Another danger is that college administrations may be tempted to “juke the stats”, that is, to fake the numbers or simply make up the results, just to keep the school out of trouble. If my funding depends on how well I do on some set of externally-imposed metrics, I am certainly going to make sure that I satisfy those metrics, by hook or by crook. For example, if the performance metric is based on graduation rate, the school might be tempted to lower graduation standards and allow students to graduate regardless of how well they do in their classes. If the metric is based on student retention rate, the college may be tempted to pressure faculty to give just about all of their students a passing grade—if a teacher fails too many students, they could be in big trouble. If the performance metric is based on how many students there are in STEM fields, the school will be tempted to diss or defund their humanities programs or eliminate them altogether. If the metric is based on student performance on a standardized test, there will be pressure on faculty to teach to the test or to simply make up the numbers.

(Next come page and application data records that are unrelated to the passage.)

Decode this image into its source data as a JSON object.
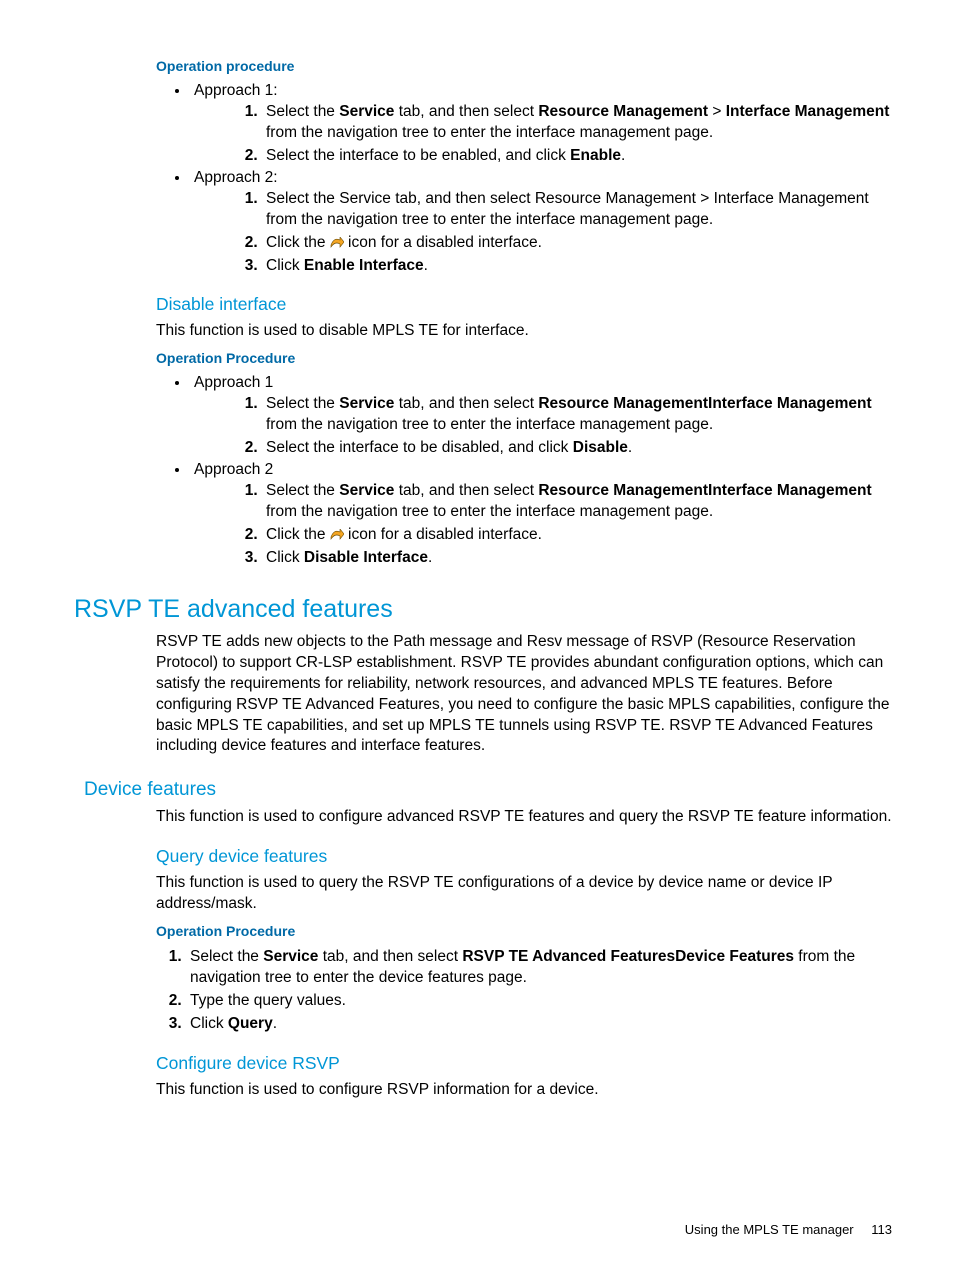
{
  "headings": {
    "op_proc_1": "Operation procedure",
    "disable_iface": "Disable interface",
    "op_proc_2": "Operation Procedure",
    "rsvp_h1": "RSVP TE advanced features",
    "device_features": "Device features",
    "query_dev": "Query device features",
    "op_proc_3": "Operation Procedure",
    "conf_dev_rsvp": "Configure device RSVP"
  },
  "approach": {
    "a1": "Approach 1:",
    "a2": "Approach 2:",
    "b1": "Approach 1",
    "b2": "Approach 2"
  },
  "txt": {
    "sel_the": "Select the ",
    "service": "Service",
    "tab_then_sel": " tab, and then select ",
    "res_mgmt": "Resource Management",
    "gt": " > ",
    "iface_mgmt": "Interface Management",
    "from_nav": " from the navigation tree to enter the interface management page.",
    "sel_iface_enable": "Select the interface to be enabled, and click ",
    "enable": "Enable",
    "period": ".",
    "a2_step1": "Select the Service tab, and then select Resource Management > Interface Management from the navigation tree to enter the interface management page.",
    "click_the": "Click the ",
    "icon_for_disabled": " icon for a disabled interface.",
    "click": "Click ",
    "enable_iface": "Enable Interface",
    "disable_desc": "This function is used to disable MPLS TE for interface.",
    "res_iface_mgmt": "Resource ManagementInterface Management",
    "sel_iface_disable": "Select the interface to be disabled, and click ",
    "disable": "Disable",
    "disable_iface": "Disable Interface",
    "rsvp_para": "RSVP TE adds new objects to the Path message and Resv message of RSVP (Resource Reservation Protocol) to support CR-LSP establishment. RSVP TE provides abundant configuration options, which can satisfy the requirements for reliability, network resources, and advanced MPLS TE features. Before configuring RSVP TE Advanced Features, you need to configure the basic MPLS capabilities, configure the basic MPLS TE capabilities, and set up MPLS TE tunnels using RSVP TE. RSVP TE Advanced Features including device features and interface features.",
    "dev_feat_desc": "This function is used to configure advanced RSVP TE features and query the RSVP TE feature information.",
    "query_desc": "This function is used to query the RSVP TE configurations of a device by device name or device IP address/mask.",
    "rsvp_adv_dev": "RSVP TE Advanced FeaturesDevice Features",
    "from_nav_dev": " from the navigation tree to enter the device features page.",
    "type_qv": "Type the query values.",
    "query": "Query",
    "conf_dev_desc": "This function is used to configure RSVP information for a device."
  },
  "footer": {
    "label": "Using the MPLS TE manager",
    "page": "113"
  }
}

Trouble is, you don't have access to the employment data, or if you do, it is self reported and skews to the successful.
I think of this because number 3 son graduated from a snooty liberal arts college a few years ago, and I joined him in attending an alumni event in our area. The college president spoke, and did a great job. Son mentioned "he never talked to us like that when we were students." Point is, he said the college is now tracking the employment success of its graduates rather aggressively. Their stats are pretty darn good, and they will use them in their recruitment.

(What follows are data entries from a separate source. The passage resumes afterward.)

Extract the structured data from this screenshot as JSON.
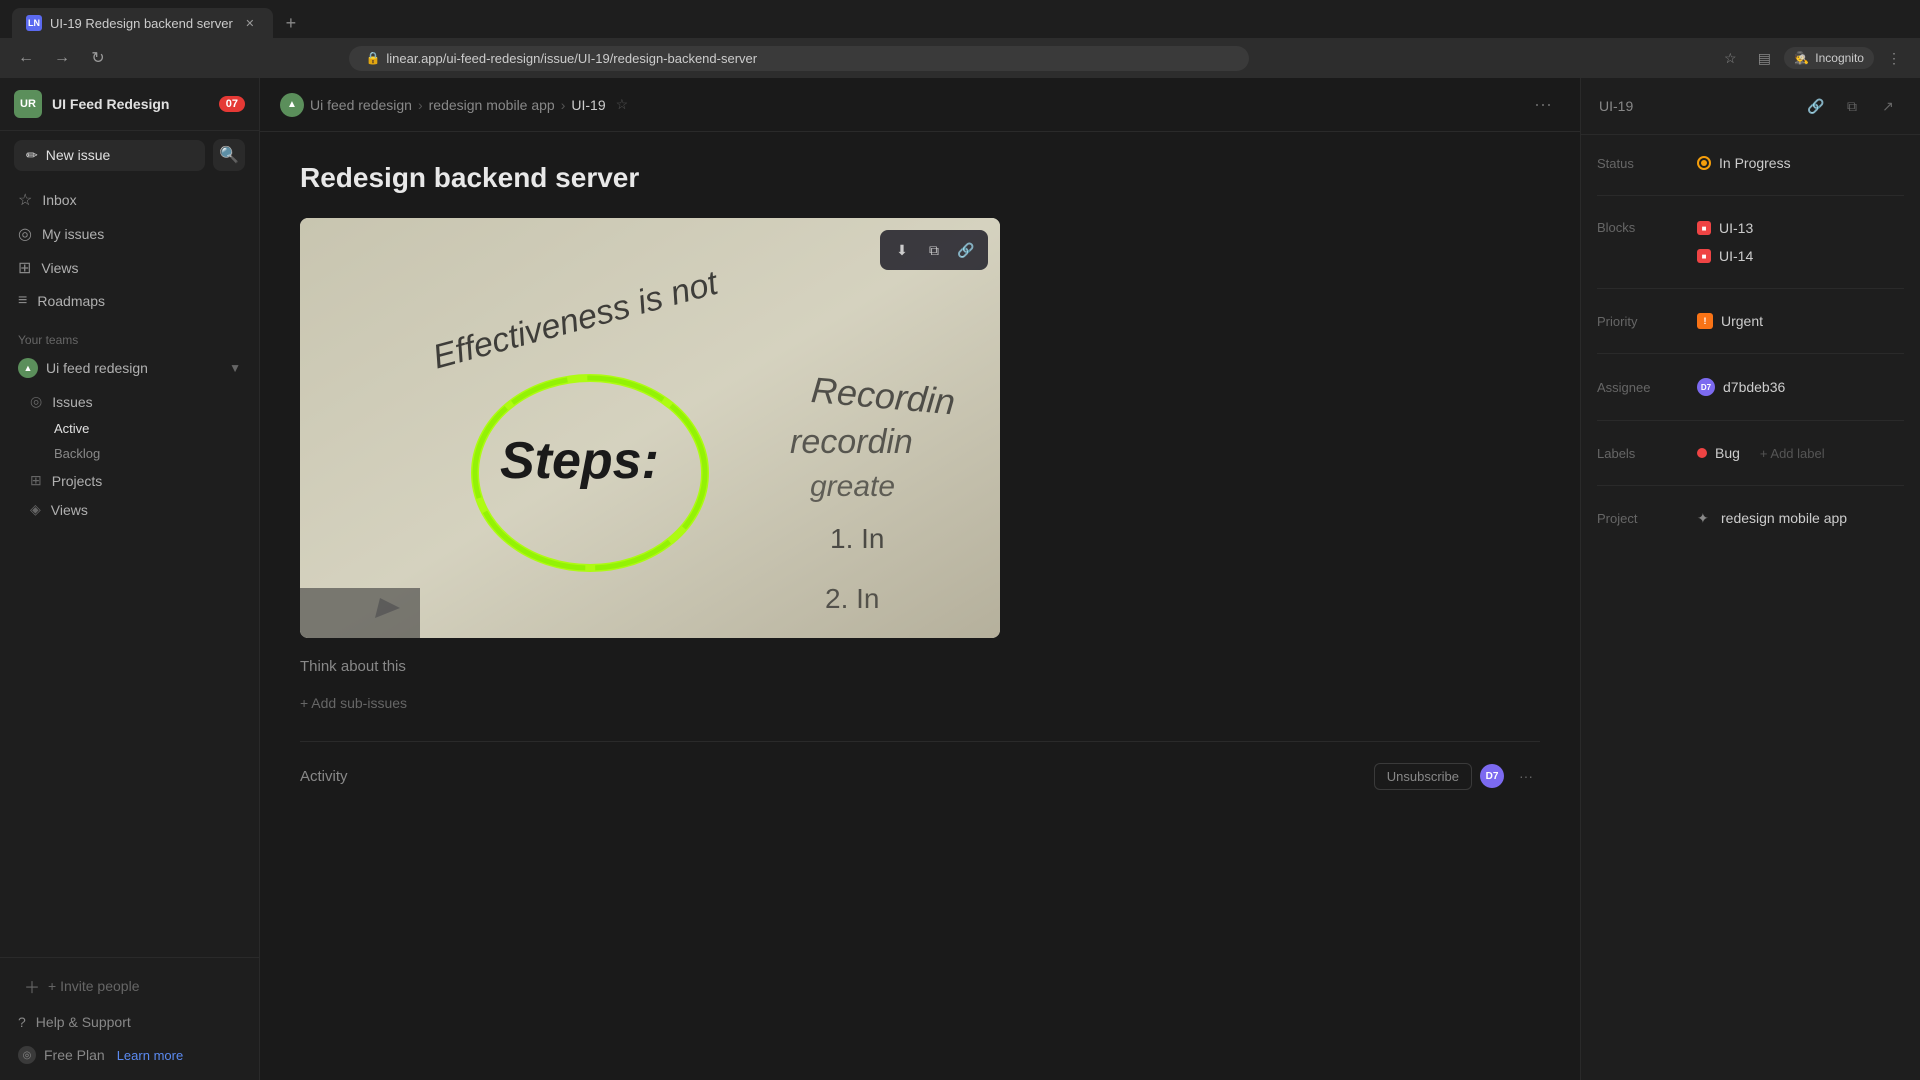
{
  "browser": {
    "tab_title": "UI-19 Redesign backend server",
    "tab_favicon": "LN",
    "url": "linear.app/ui-feed-redesign/issue/UI-19/redesign-backend-server",
    "incognito_label": "Incognito"
  },
  "sidebar": {
    "workspace_initials": "UR",
    "workspace_name": "UI Feed Redesign",
    "notification_count": "07",
    "new_issue_label": "New issue",
    "search_placeholder": "Search",
    "nav_items": [
      {
        "label": "Inbox",
        "icon": "☆"
      },
      {
        "label": "My issues",
        "icon": "◎"
      },
      {
        "label": "Views",
        "icon": "⊞"
      },
      {
        "label": "Roadmaps",
        "icon": "≡"
      }
    ],
    "section_label": "Your teams",
    "team_name": "Ui feed redesign",
    "team_sub_items": [
      {
        "label": "Issues",
        "icon": "◎"
      },
      {
        "label": "Projects",
        "icon": "⊞"
      },
      {
        "label": "Views",
        "icon": "◈"
      }
    ],
    "issues_sub_items": [
      {
        "label": "Active"
      },
      {
        "label": "Backlog"
      }
    ],
    "invite_label": "+ Invite people",
    "help_label": "Help & Support",
    "free_plan_label": "Free Plan",
    "learn_more_label": "Learn more"
  },
  "breadcrumb": {
    "team_icon": "▲",
    "team_label": "Ui feed redesign",
    "project_label": "redesign mobile app",
    "issue_id": "UI-19"
  },
  "issue": {
    "title": "Redesign backend server",
    "think_text": "Think about this",
    "add_sub_issues": "+ Add sub-issues",
    "activity_title": "Activity",
    "unsubscribe_label": "Unsubscribe",
    "image_alt": "Steps text with green circle highlight"
  },
  "right_panel": {
    "issue_id": "UI-19",
    "status_label": "Status",
    "status_value": "In Progress",
    "blocks_label": "Blocks",
    "block1": "UI-13",
    "block2": "UI-14",
    "priority_label": "Priority",
    "priority_value": "Urgent",
    "assignee_label": "Assignee",
    "assignee_value": "d7bdeb36",
    "labels_label": "Labels",
    "bug_label": "Bug",
    "add_label": "+ Add label",
    "project_label": "Project",
    "project_value": "redesign mobile app"
  }
}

The only reason for 99% of the people who go to any college to be there is to improve their employment prospects. That's what needs to be measured.
Anyone who does scientific experiments knows that the "science project" version of science is totally bogus. Real data analysis is a cycle where the first few runs serve only to refine the experiment after you figure out what the problems are and what data you really need to collect.
This is no different.
One example. My college has an outstanding collection of data, but it still can't answer some important questions because the relevant data are not collected. We have students who enroll only for one semester as FTIC freshmen in order to meet a provisional admission option at a nearby university. They pass and leave. Success? No. They show up as failures in our IPEDS data, and we don't even have a tag to tell us who they were so we can measure how well this program works for our own use.
Any performance-based system needs years of dry-run data before you know what to measure and whether you are creating counterproductive pressures in the system. For CC transfer students, the only real measure is how they do after transfer, not how many are GIVEN a C in their gen-ed classes. Those are not easy data to collect, however, so it is easier to create perverse incentives that make education worse rather than better.
By this metric a doctor who is driving a cab, or someone with a PhD working at a fast food joint, counts as a success.
Cheap Flights To Manila